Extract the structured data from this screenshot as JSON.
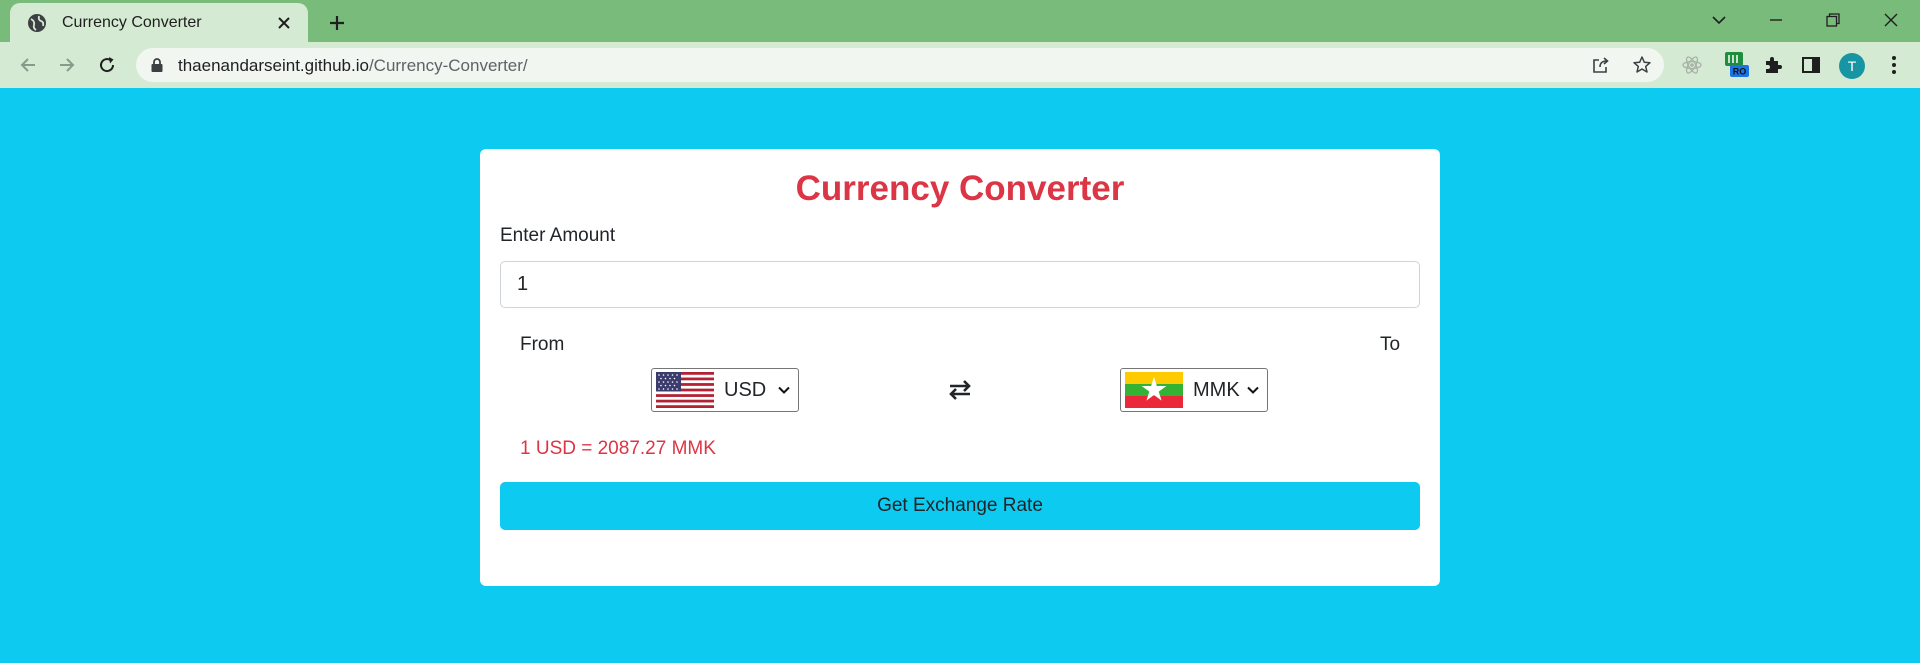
{
  "browser": {
    "tab": {
      "title": "Currency Converter"
    },
    "address": {
      "domain": "thaenandarseint.github.io",
      "path": "/Currency-Converter/"
    },
    "extensions": [
      {
        "name": "react-devtools-icon"
      },
      {
        "name": "ro-extension-icon",
        "badge": "RO"
      },
      {
        "name": "puzzle-icon"
      },
      {
        "name": "sidepanel-icon"
      }
    ],
    "profile": {
      "initial": "T"
    }
  },
  "converter": {
    "title": "Currency Converter",
    "amount_label": "Enter Amount",
    "amount_value": "1",
    "from_label": "From",
    "to_label": "To",
    "from_currency": "USD",
    "to_currency": "MMK",
    "rate_text": "1 USD = 2087.27 MMK",
    "button_label": "Get Exchange Rate"
  },
  "colors": {
    "page_bg": "#0dcaf0",
    "title": "#dc3545",
    "rate_text": "#dc3545",
    "button_bg": "#0dcaf0",
    "tabbar": "#78bb7b"
  }
}
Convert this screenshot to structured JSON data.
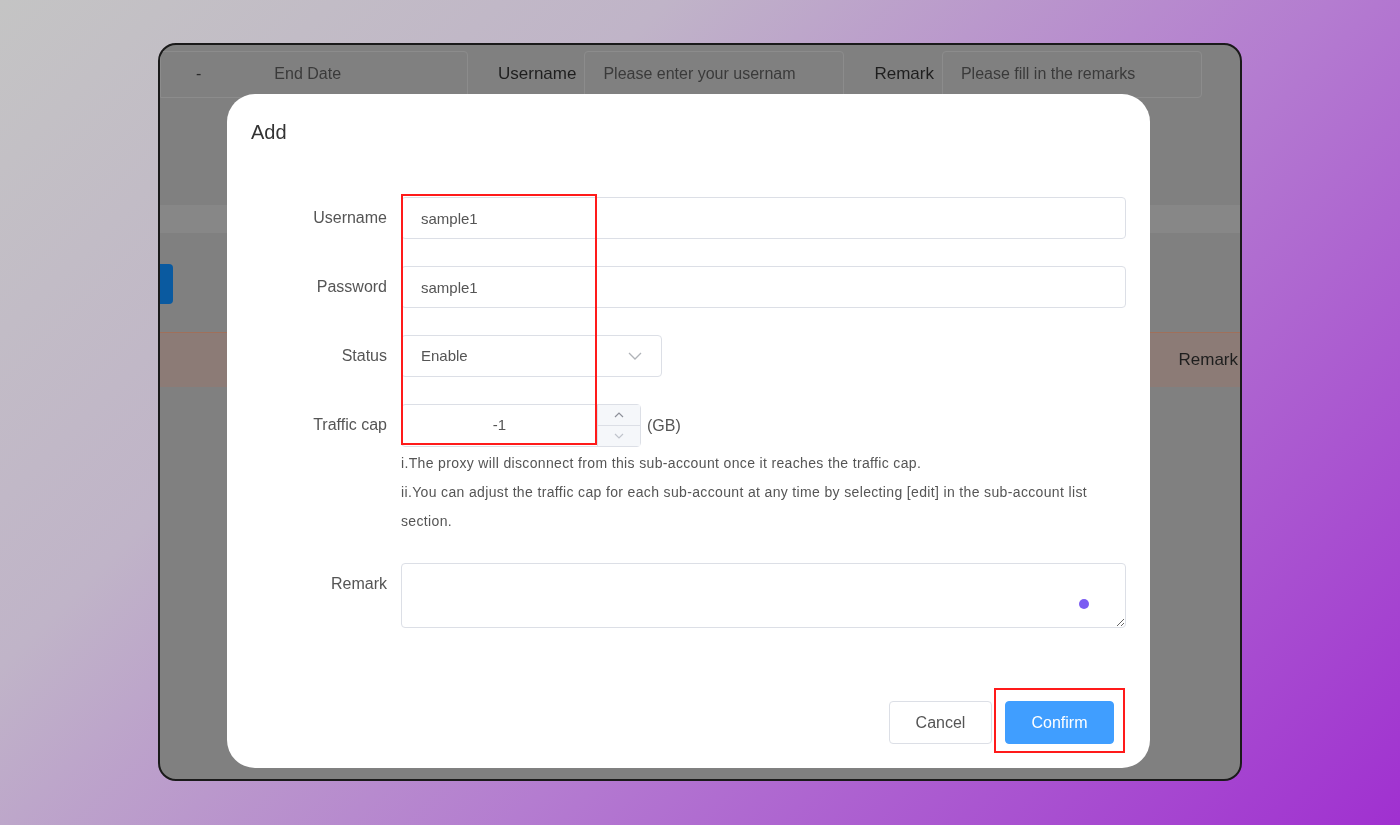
{
  "background_page": {
    "date_range": {
      "separator": "-",
      "end_placeholder": "End Date"
    },
    "filters": [
      {
        "label": "Username",
        "placeholder": "Please enter your usernam"
      },
      {
        "label": "Remark",
        "placeholder": "Please fill in the remarks"
      }
    ],
    "table_header": {
      "last_column": "Remark"
    }
  },
  "dialog": {
    "title": "Add",
    "fields": [
      {
        "kind": "text",
        "label": "Username",
        "value": "sample1"
      },
      {
        "kind": "text",
        "label": "Password",
        "value": "sample1"
      },
      {
        "kind": "select",
        "label": "Status",
        "value": "Enable"
      },
      {
        "kind": "number",
        "label": "Traffic cap",
        "value": "-1",
        "unit": "(GB)",
        "hints": [
          "i.The proxy will disconnect from this sub-account once it reaches the traffic cap.",
          "ii.You can adjust the traffic cap for each sub-account at any time by selecting [edit] in the sub-account list section."
        ]
      },
      {
        "kind": "textarea",
        "label": "Remark"
      }
    ],
    "buttons": [
      {
        "kind": "secondary",
        "label": "Cancel"
      },
      {
        "kind": "primary",
        "label": "Confirm"
      }
    ],
    "highlights": {
      "fields": true,
      "confirm_button": true
    }
  }
}
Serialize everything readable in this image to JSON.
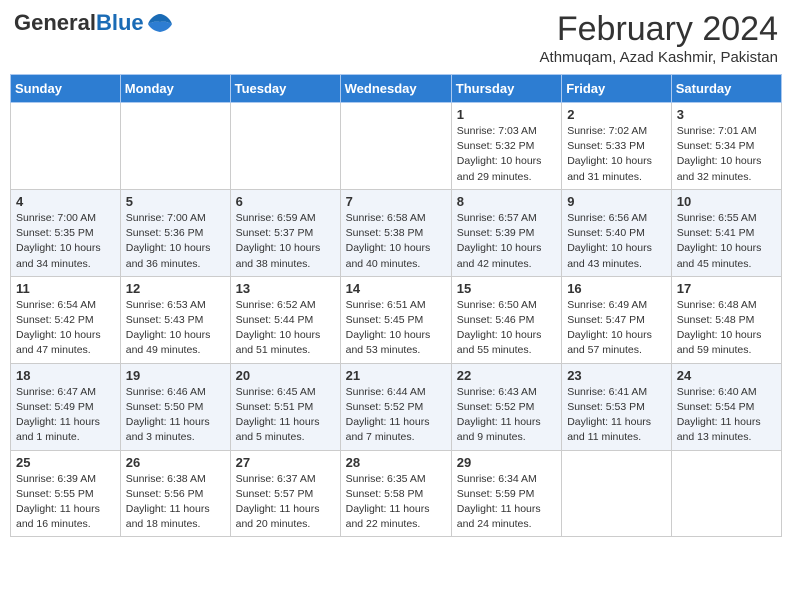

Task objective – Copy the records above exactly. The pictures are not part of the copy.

Answer box –
Extract the structured data from this screenshot as JSON.
{
  "browser": {
    "tab": {
      "title": "Currency Converter"
    },
    "address": {
      "domain": "thaenandarseint.github.io",
      "path": "/Currency-Converter/"
    },
    "extensions": [
      {
        "name": "react-devtools-icon"
      },
      {
        "name": "ro-extension-icon",
        "badge": "RO"
      },
      {
        "name": "puzzle-icon"
      },
      {
        "name": "sidepanel-icon"
      }
    ],
    "profile": {
      "initial": "T"
    }
  },
  "converter": {
    "title": "Currency Converter",
    "amount_label": "Enter Amount",
    "amount_value": "1",
    "from_label": "From",
    "to_label": "To",
    "from_currency": "USD",
    "to_currency": "MMK",
    "rate_text": "1 USD = 2087.27 MMK",
    "button_label": "Get Exchange Rate"
  },
  "colors": {
    "page_bg": "#0dcaf0",
    "title": "#dc3545",
    "rate_text": "#dc3545",
    "button_bg": "#0dcaf0",
    "tabbar": "#78bb7b"
  }
}
Convert this screenshot to structured JSON data.
{
  "background_page": {
    "date_range": {
      "separator": "-",
      "end_placeholder": "End Date"
    },
    "filters": [
      {
        "label": "Username",
        "placeholder": "Please enter your usernam"
      },
      {
        "label": "Remark",
        "placeholder": "Please fill in the remarks"
      }
    ],
    "table_header": {
      "last_column": "Remark"
    }
  },
  "dialog": {
    "title": "Add",
    "fields": [
      {
        "kind": "text",
        "label": "Username",
        "value": "sample1"
      },
      {
        "kind": "text",
        "label": "Password",
        "value": "sample1"
      },
      {
        "kind": "select",
        "label": "Status",
        "value": "Enable"
      },
      {
        "kind": "number",
        "label": "Traffic cap",
        "value": "-1",
        "unit": "(GB)",
        "hints": [
          "i.The proxy will disconnect from this sub-account once it reaches the traffic cap.",
          "ii.You can adjust the traffic cap for each sub-account at any time by selecting [edit] in the sub-account list section."
        ]
      },
      {
        "kind": "textarea",
        "label": "Remark"
      }
    ],
    "buttons": [
      {
        "kind": "secondary",
        "label": "Cancel"
      },
      {
        "kind": "primary",
        "label": "Confirm"
      }
    ],
    "highlights": {
      "fields": true,
      "confirm_button": true
    }
  }
}
Serialize everything readable in this image to JSON.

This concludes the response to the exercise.